Monday, December 10, 2012
Egbert Roth was born on this date in 1905 to a German-Russian butcher in Hebron. One of his crew members later said, “He wasn’t very tall, slim built. A very nice-looking man.”1
Roth graduated from the U.S. Naval Academy in 1927, and in 1941 he was commanding the USS Tanager, a mine-sweeper serving in the Philippines. The Japanese attacked Pearl Harbor on December 7, and three days later, on his 36th birthday, Egbert Roth earned the prestigious Navy Cross.
His citation reads: Although his command was straddled by enemy Japanese bombs during the air attack on the Navy Yard, Cavite, Philippine Islands, on 10 December 1941, and despite extensive splinter damage to his ship, Lieutenant Commander Roth displayed excellent seamanship and leadership in fighting and maneuvering his ship. His conduct on this occasion enabled him, later, to conduct further missions of strategic importance of a hazardous nature, despite frequent aggressive enemy horizontal and dive bombing attacks…
During the Battle of the Coral Sea in May 1942, the Tanager was hit by shore battery fire and the ship sunk off of Corregidor. Commander Roth was captured and held in several Philippine prison camps before he and about eighteen hundred other prisoners were boarded onto the Arisan Maru in October 1944.
The Arisan Maru, one of the infamous Japanese “hell ships,” was diverted south for about ten days to avoid U.S. air and naval attacks. The ship returned to Manila for supplies on October 20th and then joined a large convoy headed for Japan.
The prison ship was not marked to show it held American prisoners, and at about 5 p.m. on October 24th, it was torpedoed and split open by an American ship. The rear section began sinking, so the guards cut the rope ladders into the prisoner holds and abandoned ship. But the prisoners managed to restore the ladders, and almost all of them survived at first. Many swam after their guards, who were being rescued by Japanese destroyers. But they were forced away and left to drown.

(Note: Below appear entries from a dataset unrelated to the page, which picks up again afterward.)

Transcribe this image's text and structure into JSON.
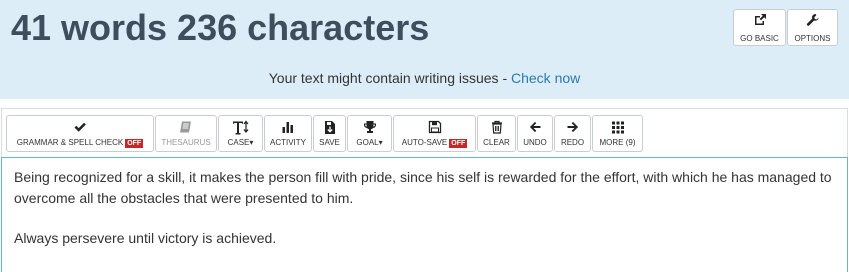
{
  "header": {
    "title": "41 words 236 characters",
    "go_basic_label": "GO BASIC",
    "options_label": "OPTIONS",
    "notice_text": "Your text might contain writing issues - ",
    "notice_link": "Check now"
  },
  "toolbar": {
    "grammar_label": "GRAMMAR & SPELL CHECK",
    "grammar_state": "OFF",
    "thesaurus_label": "THESAURUS",
    "case_label": "CASE",
    "activity_label": "ACTIVITY",
    "save_label": "SAVE",
    "goal_label": "GOAL",
    "autosave_label": "AUTO-SAVE",
    "autosave_state": "OFF",
    "clear_label": "CLEAR",
    "undo_label": "UNDO",
    "redo_label": "REDO",
    "more_label": "MORE (9)"
  },
  "editor": {
    "paragraph_1": "Being recognized for a skill, it makes the person fill with pride, since his self is rewarded for the effort, with which he has managed to overcome all the obstacles that were presented to him.",
    "paragraph_2": "Always persevere until victory is achieved."
  },
  "colors": {
    "header_bg": "#dcedf8",
    "title_text": "#3f4e5c",
    "link": "#2a7ab0",
    "off_badge": "#c62828",
    "editor_focus_border": "#66afe9"
  },
  "icons": {
    "go_basic": "external-link-icon",
    "options": "wrench-icon",
    "grammar": "checkmark-icon",
    "thesaurus": "book-icon",
    "case": "text-case-icon",
    "activity": "bar-chart-icon",
    "save": "save-download-icon",
    "goal": "trophy-icon",
    "autosave": "floppy-disk-icon",
    "clear": "trash-icon",
    "undo": "arrow-left-icon",
    "redo": "arrow-right-icon",
    "more": "grid-icon"
  }
}
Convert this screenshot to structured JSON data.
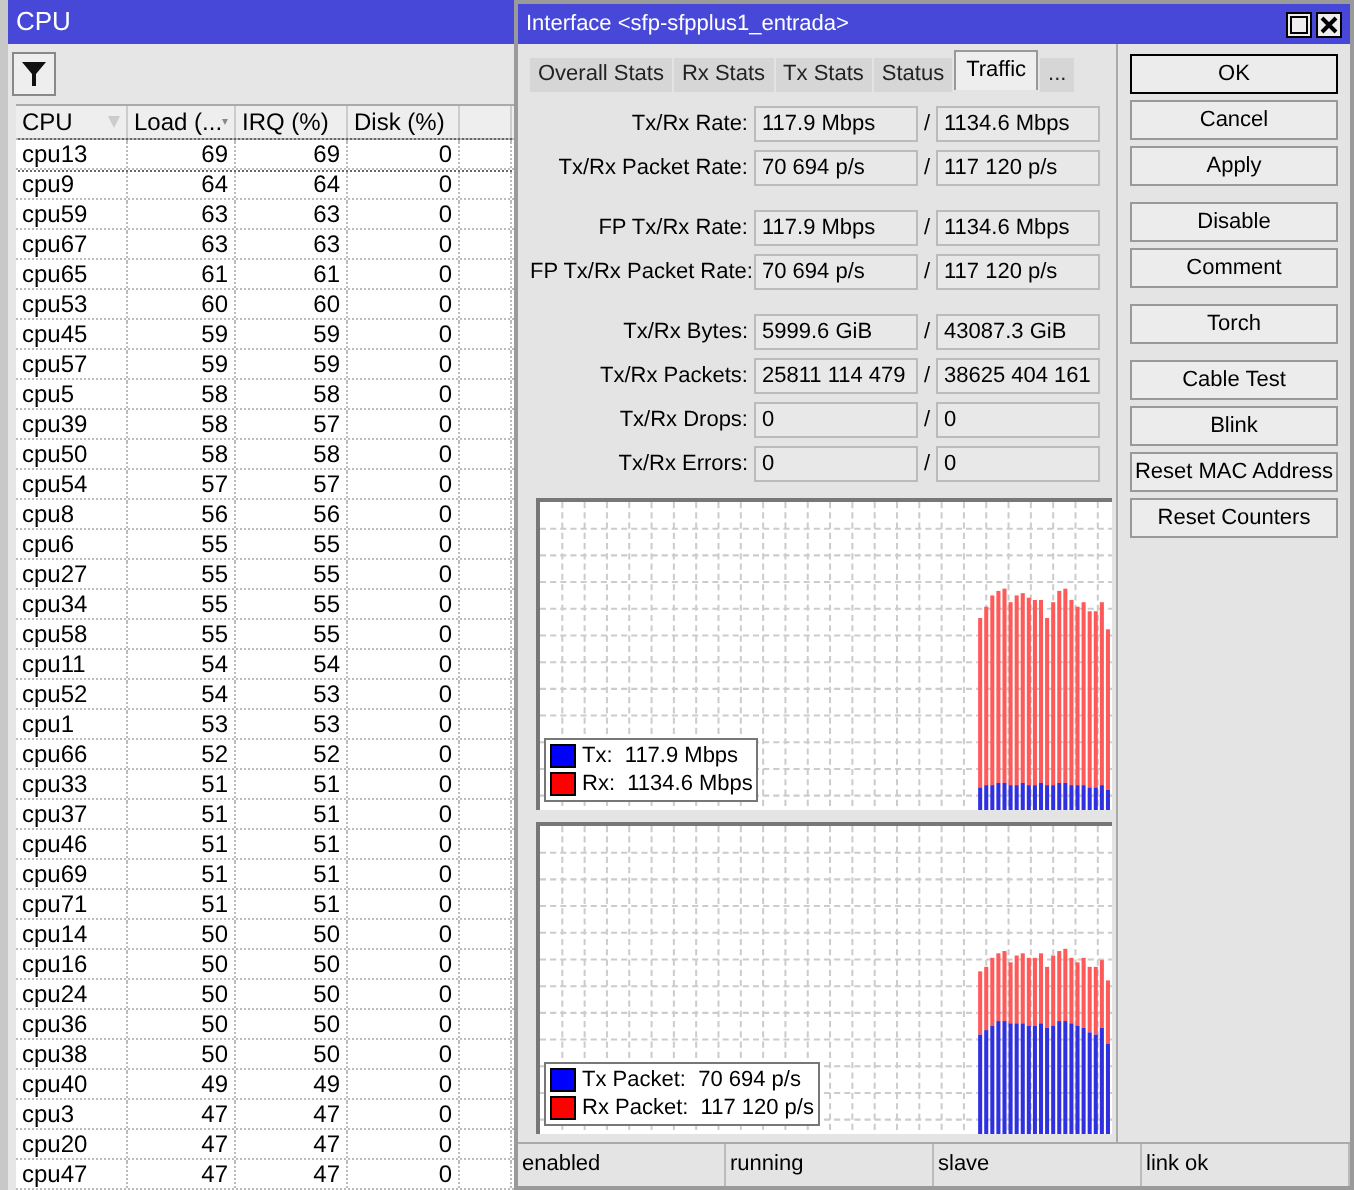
{
  "cpu_window": {
    "title": "CPU",
    "columns": [
      "CPU",
      "Load (...",
      "IRQ (%)",
      "Disk (%)"
    ],
    "rows": [
      [
        "cpu13",
        "69",
        "69",
        "0"
      ],
      [
        "cpu9",
        "64",
        "64",
        "0"
      ],
      [
        "cpu59",
        "63",
        "63",
        "0"
      ],
      [
        "cpu67",
        "63",
        "63",
        "0"
      ],
      [
        "cpu65",
        "61",
        "61",
        "0"
      ],
      [
        "cpu53",
        "60",
        "60",
        "0"
      ],
      [
        "cpu45",
        "59",
        "59",
        "0"
      ],
      [
        "cpu57",
        "59",
        "59",
        "0"
      ],
      [
        "cpu5",
        "58",
        "58",
        "0"
      ],
      [
        "cpu39",
        "58",
        "57",
        "0"
      ],
      [
        "cpu50",
        "58",
        "58",
        "0"
      ],
      [
        "cpu54",
        "57",
        "57",
        "0"
      ],
      [
        "cpu8",
        "56",
        "56",
        "0"
      ],
      [
        "cpu6",
        "55",
        "55",
        "0"
      ],
      [
        "cpu27",
        "55",
        "55",
        "0"
      ],
      [
        "cpu34",
        "55",
        "55",
        "0"
      ],
      [
        "cpu58",
        "55",
        "55",
        "0"
      ],
      [
        "cpu11",
        "54",
        "54",
        "0"
      ],
      [
        "cpu52",
        "54",
        "53",
        "0"
      ],
      [
        "cpu1",
        "53",
        "53",
        "0"
      ],
      [
        "cpu66",
        "52",
        "52",
        "0"
      ],
      [
        "cpu33",
        "51",
        "51",
        "0"
      ],
      [
        "cpu37",
        "51",
        "51",
        "0"
      ],
      [
        "cpu46",
        "51",
        "51",
        "0"
      ],
      [
        "cpu69",
        "51",
        "51",
        "0"
      ],
      [
        "cpu71",
        "51",
        "51",
        "0"
      ],
      [
        "cpu14",
        "50",
        "50",
        "0"
      ],
      [
        "cpu16",
        "50",
        "50",
        "0"
      ],
      [
        "cpu24",
        "50",
        "50",
        "0"
      ],
      [
        "cpu36",
        "50",
        "50",
        "0"
      ],
      [
        "cpu38",
        "50",
        "50",
        "0"
      ],
      [
        "cpu40",
        "49",
        "49",
        "0"
      ],
      [
        "cpu3",
        "47",
        "47",
        "0"
      ],
      [
        "cpu20",
        "47",
        "47",
        "0"
      ],
      [
        "cpu47",
        "47",
        "47",
        "0"
      ]
    ]
  },
  "interface_window": {
    "title": "Interface <sfp-sfpplus1_entrada>",
    "tabs": [
      {
        "label": "Overall Stats",
        "selected": false
      },
      {
        "label": "Rx Stats",
        "selected": false
      },
      {
        "label": "Tx Stats",
        "selected": false
      },
      {
        "label": "Status",
        "selected": false
      },
      {
        "label": "Traffic",
        "selected": true
      },
      {
        "label": "...",
        "selected": false
      }
    ],
    "field_groups": [
      [
        {
          "label": "Tx/Rx Rate:",
          "tx": "117.9 Mbps",
          "rx": "1134.6 Mbps"
        },
        {
          "label": "Tx/Rx Packet Rate:",
          "tx": "70 694 p/s",
          "rx": "117 120 p/s"
        }
      ],
      [
        {
          "label": "FP Tx/Rx Rate:",
          "tx": "117.9 Mbps",
          "rx": "1134.6 Mbps"
        },
        {
          "label": "FP Tx/Rx Packet Rate:",
          "tx": "70 694 p/s",
          "rx": "117 120 p/s"
        }
      ],
      [
        {
          "label": "Tx/Rx Bytes:",
          "tx": "5999.6 GiB",
          "rx": "43087.3 GiB"
        },
        {
          "label": "Tx/Rx Packets:",
          "tx": "25811 114 479",
          "rx": "38625 404 161"
        },
        {
          "label": "Tx/Rx Drops:",
          "tx": "0",
          "rx": "0"
        },
        {
          "label": "Tx/Rx Errors:",
          "tx": "0",
          "rx": "0"
        }
      ]
    ],
    "separator": "/",
    "graphs": [
      {
        "legend": [
          {
            "label": "Tx:  117.9 Mbps",
            "color": "#0000ff"
          },
          {
            "label": "Rx:  1134.6 Mbps",
            "color": "#ff0000"
          }
        ]
      },
      {
        "legend": [
          {
            "label": "Tx Packet:  70 694 p/s",
            "color": "#0000ff"
          },
          {
            "label": "Rx Packet:  117 120 p/s",
            "color": "#ff0000"
          }
        ]
      }
    ],
    "button_groups": [
      [
        "OK",
        "Cancel",
        "Apply"
      ],
      [
        "Disable",
        "Comment"
      ],
      [
        "Torch"
      ],
      [
        "Cable Test",
        "Blink",
        "Reset MAC Address",
        "Reset Counters"
      ]
    ],
    "status_bar": [
      "enabled",
      "running",
      "slave",
      "link ok"
    ]
  }
}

Commander Roth and several others held onto some wreckage for several days, but he eventually slipped away, along with at least eight other North Dakotans.
To this day, the destruction of the Arisan Maru is the single greatest loss of American life in a military sinking. Only nine of some eighteen-hundred prisoners survived.
Dakota Datebook written by Merry Helm
1 Interview with author, Kenneth “Swede” Olson. 11 September 2009. Source: Bowen, William. The ARISAN MARU Tragedy. Web: http://www.us-japandialogueonpows.org/Bowen.htm